Work task:
Where in the data does the word "SPSS" appear? Find those lines and copy them.

(Website and app data records)
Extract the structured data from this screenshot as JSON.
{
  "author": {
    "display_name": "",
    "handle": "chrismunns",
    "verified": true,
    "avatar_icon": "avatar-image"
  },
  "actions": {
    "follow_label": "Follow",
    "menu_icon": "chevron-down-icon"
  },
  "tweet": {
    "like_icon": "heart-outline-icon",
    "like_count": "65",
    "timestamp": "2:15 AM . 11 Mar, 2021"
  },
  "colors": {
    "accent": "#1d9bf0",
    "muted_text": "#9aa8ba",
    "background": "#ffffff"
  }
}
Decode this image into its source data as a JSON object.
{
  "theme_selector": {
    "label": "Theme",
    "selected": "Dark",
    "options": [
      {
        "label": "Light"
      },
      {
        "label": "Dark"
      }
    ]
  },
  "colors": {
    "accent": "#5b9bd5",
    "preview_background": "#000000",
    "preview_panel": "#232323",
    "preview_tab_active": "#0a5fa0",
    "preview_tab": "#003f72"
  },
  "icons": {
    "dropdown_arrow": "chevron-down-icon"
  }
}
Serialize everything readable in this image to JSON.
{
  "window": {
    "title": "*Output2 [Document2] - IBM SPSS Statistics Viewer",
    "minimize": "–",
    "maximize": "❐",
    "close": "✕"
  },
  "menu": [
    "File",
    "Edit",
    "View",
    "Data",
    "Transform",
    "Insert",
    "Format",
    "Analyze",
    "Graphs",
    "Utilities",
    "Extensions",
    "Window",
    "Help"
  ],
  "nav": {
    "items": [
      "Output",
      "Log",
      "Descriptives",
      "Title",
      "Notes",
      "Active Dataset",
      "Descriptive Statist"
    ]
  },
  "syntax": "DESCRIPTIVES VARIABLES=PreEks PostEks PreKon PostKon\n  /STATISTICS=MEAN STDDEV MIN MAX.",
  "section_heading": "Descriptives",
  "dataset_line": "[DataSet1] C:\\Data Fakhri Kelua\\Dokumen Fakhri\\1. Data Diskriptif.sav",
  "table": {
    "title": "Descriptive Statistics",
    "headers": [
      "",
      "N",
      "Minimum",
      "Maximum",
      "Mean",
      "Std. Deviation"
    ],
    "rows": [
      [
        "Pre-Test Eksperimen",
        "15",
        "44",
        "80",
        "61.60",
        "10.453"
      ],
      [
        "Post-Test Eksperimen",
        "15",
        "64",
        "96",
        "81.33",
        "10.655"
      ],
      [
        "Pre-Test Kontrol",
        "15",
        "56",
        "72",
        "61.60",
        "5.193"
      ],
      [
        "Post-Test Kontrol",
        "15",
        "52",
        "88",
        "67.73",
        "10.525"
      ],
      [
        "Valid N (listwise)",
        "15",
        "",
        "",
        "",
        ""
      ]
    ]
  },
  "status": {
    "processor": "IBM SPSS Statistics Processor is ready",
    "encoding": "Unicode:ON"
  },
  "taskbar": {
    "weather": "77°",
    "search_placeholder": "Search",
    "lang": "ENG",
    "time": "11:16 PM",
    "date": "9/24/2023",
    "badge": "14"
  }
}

Reply to the exercise:
    "title": "*Output2 [Document2] - IBM SPSS Statistics Viewer",
    "processor": "IBM SPSS Statistics Processor is ready",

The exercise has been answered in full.